My husband and I had about two months to downsize our DC apartment into six suitcases and move our lives to Tanzania, so my preparation strategy largely revolved around efficient organization and ruthless prioritization! (Not to mention forcing myself to be thoroughly emotionally detached from most of our possessions.) But as far as logistics, I just made a point to talk to people who live or had lived in Dar and could point me in the right direction for things like health insurance and transportation. This goes back to what I said earlier about trusting myself: moving to Dar was a big deal and there were a lot of unknowns, but it was my third time moving to a new city, my second time negotiating those challenges outside the United States, and my umpteenth time taking a leap of faith and traveling to an unfamiliar country. I knew I could do it, and I knew I had the skill set to deal with any problems once we got here. That was an awesome feeling of empowerment even though the transition was overwhelming at times.

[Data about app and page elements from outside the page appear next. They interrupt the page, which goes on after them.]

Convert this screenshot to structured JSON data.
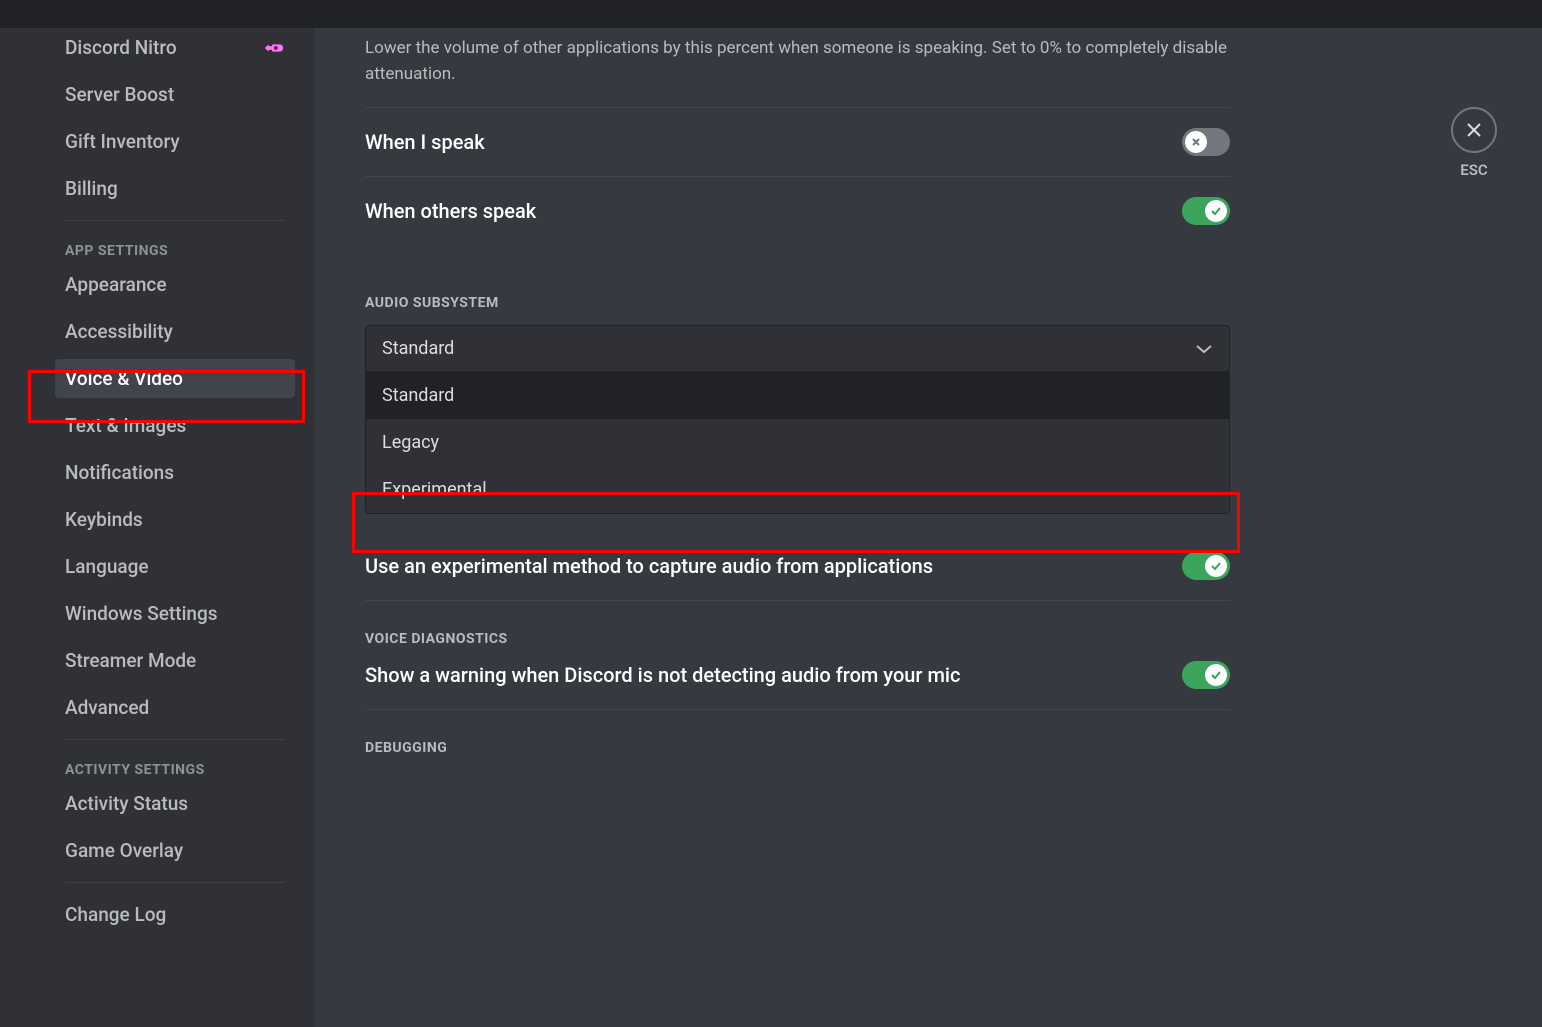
{
  "sidebar": {
    "items_top": [
      {
        "label": "Discord Nitro",
        "has_icon": true
      },
      {
        "label": "Server Boost"
      },
      {
        "label": "Gift Inventory"
      },
      {
        "label": "Billing"
      }
    ],
    "app_settings_header": "APP SETTINGS",
    "app_settings_items": [
      {
        "label": "Appearance"
      },
      {
        "label": "Accessibility"
      },
      {
        "label": "Voice & Video",
        "selected": true
      },
      {
        "label": "Text & Images"
      },
      {
        "label": "Notifications"
      },
      {
        "label": "Keybinds"
      },
      {
        "label": "Language"
      },
      {
        "label": "Windows Settings"
      },
      {
        "label": "Streamer Mode"
      },
      {
        "label": "Advanced"
      }
    ],
    "activity_settings_header": "ACTIVITY SETTINGS",
    "activity_settings_items": [
      {
        "label": "Activity Status"
      },
      {
        "label": "Game Overlay"
      }
    ],
    "bottom_items": [
      {
        "label": "Change Log"
      }
    ]
  },
  "main": {
    "attenuation_description": "Lower the volume of other applications by this percent when someone is speaking. Set to 0% to completely disable attenuation.",
    "when_i_speak": "When I speak",
    "when_others_speak": "When others speak",
    "audio_subsystem_header": "AUDIO SUBSYSTEM",
    "audio_subsystem_selected": "Standard",
    "audio_subsystem_options": [
      {
        "label": "Standard"
      },
      {
        "label": "Legacy"
      },
      {
        "label": "Experimental"
      }
    ],
    "experimental_capture": "Use an experimental method to capture audio from applications",
    "voice_diagnostics_header": "VOICE DIAGNOSTICS",
    "voice_diagnostics_label": "Show a warning when Discord is not detecting audio from your mic",
    "debugging_header": "DEBUGGING"
  },
  "close": {
    "esc_label": "ESC"
  }
}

There are over a billion people in over 50 countries in Africa, so your experience living abroad on this continent will obviously vary tremendously depending on where you’re headed. But my advice to anyone thinking about living abroad, particularly in a country like Tanzania that has only been independent for about 50 years and faces huge structural barriers to sustainable, equitable prosperity and well-being for its people, is to be willing to take things in stride and have some perspective about the challenges you are likely to face. Even for the most even-keeled person, it can wear on you when your power and water go out multiple times in a week, or the roads are flooded because of non-existent urban planning, or you get malaria, or people drive like maniacs because there is no reliable system of earning licenses and enforcing traffic laws. But if you’re an expat from a comparatively wealthy country, the impact you feel from those things is probably very low compared to the impact on locals, and even though we have blueprints now for things like mass transport and waste management, those things don’t just spring out of the earth once a former colony starts managing its own affairs.
As you would be anywhere abroad (and hopefully at home), be kind, be patient, be flexible. Try to be part of the solution and don’t be indignant that not every country is managing complex social challenges to the same standard your country of origin might be. Of course, don’t be naive if you see obvious instances of mismanagement or corruption, but also don’t be unwilling to give people the benefit of the doubt.

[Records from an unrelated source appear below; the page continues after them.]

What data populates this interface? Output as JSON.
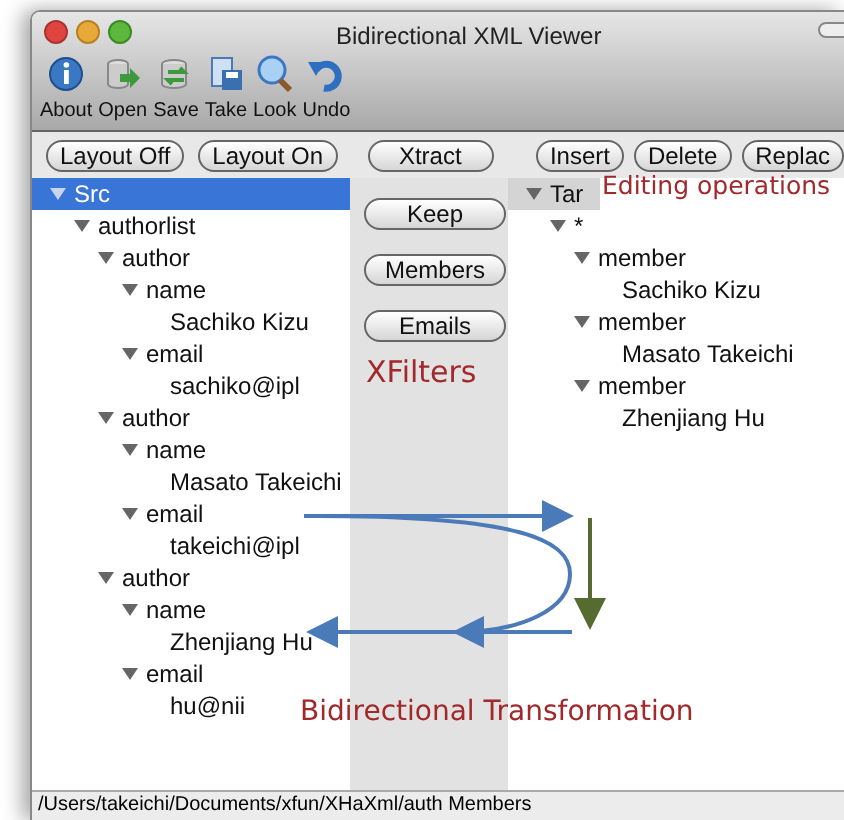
{
  "window": {
    "title": "Bidirectional XML Viewer"
  },
  "toolbar": [
    {
      "label": "About",
      "kind": "info"
    },
    {
      "label": "Open",
      "kind": "open"
    },
    {
      "label": "Save",
      "kind": "save"
    },
    {
      "label": "Take",
      "kind": "take"
    },
    {
      "label": "Look",
      "kind": "look"
    },
    {
      "label": "Undo",
      "kind": "undo"
    }
  ],
  "layout_buttons": [
    "Layout Off",
    "Layout On"
  ],
  "filter_buttons": [
    "Xtract",
    "Keep",
    "Members",
    "Emails"
  ],
  "edit_buttons": [
    "Insert",
    "Delete",
    "Replac"
  ],
  "source_tree": {
    "focused": true,
    "root": {
      "label": "Src",
      "selected": true,
      "expanded": true,
      "children": [
        {
          "label": "authorlist",
          "selected": false,
          "expanded": true,
          "children": [
            {
              "label": "author",
              "selected": false,
              "expanded": true,
              "children": [
                {
                  "label": "name",
                  "selected": false,
                  "expanded": true,
                  "children": [
                    {
                      "label": "Sachiko Kizu",
                      "selected": false
                    }
                  ]
                },
                {
                  "label": "email",
                  "selected": false,
                  "expanded": true,
                  "children": [
                    {
                      "label": "sachiko@ipl",
                      "selected": false
                    }
                  ]
                }
              ]
            },
            {
              "label": "author",
              "selected": false,
              "expanded": true,
              "children": [
                {
                  "label": "name",
                  "selected": false,
                  "expanded": true,
                  "children": [
                    {
                      "label": "Masato Takeichi",
                      "selected": false
                    }
                  ]
                },
                {
                  "label": "email",
                  "selected": false,
                  "expanded": true,
                  "children": [
                    {
                      "label": "takeichi@ipl",
                      "selected": false
                    }
                  ]
                }
              ]
            },
            {
              "label": "author",
              "selected": false,
              "expanded": true,
              "children": [
                {
                  "label": "name",
                  "selected": false,
                  "expanded": true,
                  "children": [
                    {
                      "label": "Zhenjiang Hu",
                      "selected": false
                    }
                  ]
                },
                {
                  "label": "email",
                  "selected": false,
                  "expanded": true,
                  "children": [
                    {
                      "label": "hu@nii",
                      "selected": false
                    }
                  ]
                }
              ]
            }
          ]
        }
      ]
    }
  },
  "target_tree": {
    "focused": false,
    "root": {
      "label": "Tar",
      "selected": true,
      "expanded": true,
      "children": [
        {
          "label": "*",
          "selected": false,
          "expanded": true,
          "children": [
            {
              "label": "member",
              "selected": false,
              "expanded": true,
              "children": [
                {
                  "label": "Sachiko Kizu",
                  "selected": false
                }
              ]
            },
            {
              "label": "member",
              "selected": false,
              "expanded": true,
              "children": [
                {
                  "label": "Masato Takeichi",
                  "selected": false
                }
              ]
            },
            {
              "label": "member",
              "selected": false,
              "expanded": true,
              "children": [
                {
                  "label": "Zhenjiang Hu",
                  "selected": false
                }
              ]
            }
          ]
        }
      ]
    }
  },
  "annotations": {
    "editing": "Editing operations",
    "filters": "XFilters",
    "transformation": "Bidirectional Transformation"
  },
  "status_bar": "/Users/takeichi/Documents/xfun/XHaXml/auth  Members"
}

What’s next for you?
In the immediate future, I’m taking my first trip to South Africa for vacation and training this summer, then coming back to Tanzania to go on safari and visit Zanzibar with my family, who are rising to the occasion of an African adventure!
As for the longer term…I’m not sure yet! I’m taking the Foreign Service exam in the fall, so if I pass that will potentially open up some new options in late 2016/early 2017. But for now I’m planning to be in Tanzania for at least another year. After that, I may extend my contract or I may take a similar job with my organization in another country. Or I may look for opportunities with a totally different organization, either abroad or back in DC, a city I love dearly in spite of all the haters.
I haven’t even ruled out some wackier options like going back to school for a socially-oriented business degree or moving to Denver (another city I love) just because or taking a page out of Gigi’s book and co-launching a nomadic digital business with my husband. Getting a job overseas has been a dream of mine for so long that, once I achieved it, it opened up a whole new flow chart of possible trajectories. A lot will depend on timing and how things shake out during what is turning out to be a tumultuous political and economic year in many parts of the world, so I’m leaving my options open for now.
HUGE thanks to Jess for answering my questions. Any questions of your own for her? Toss them in the comments.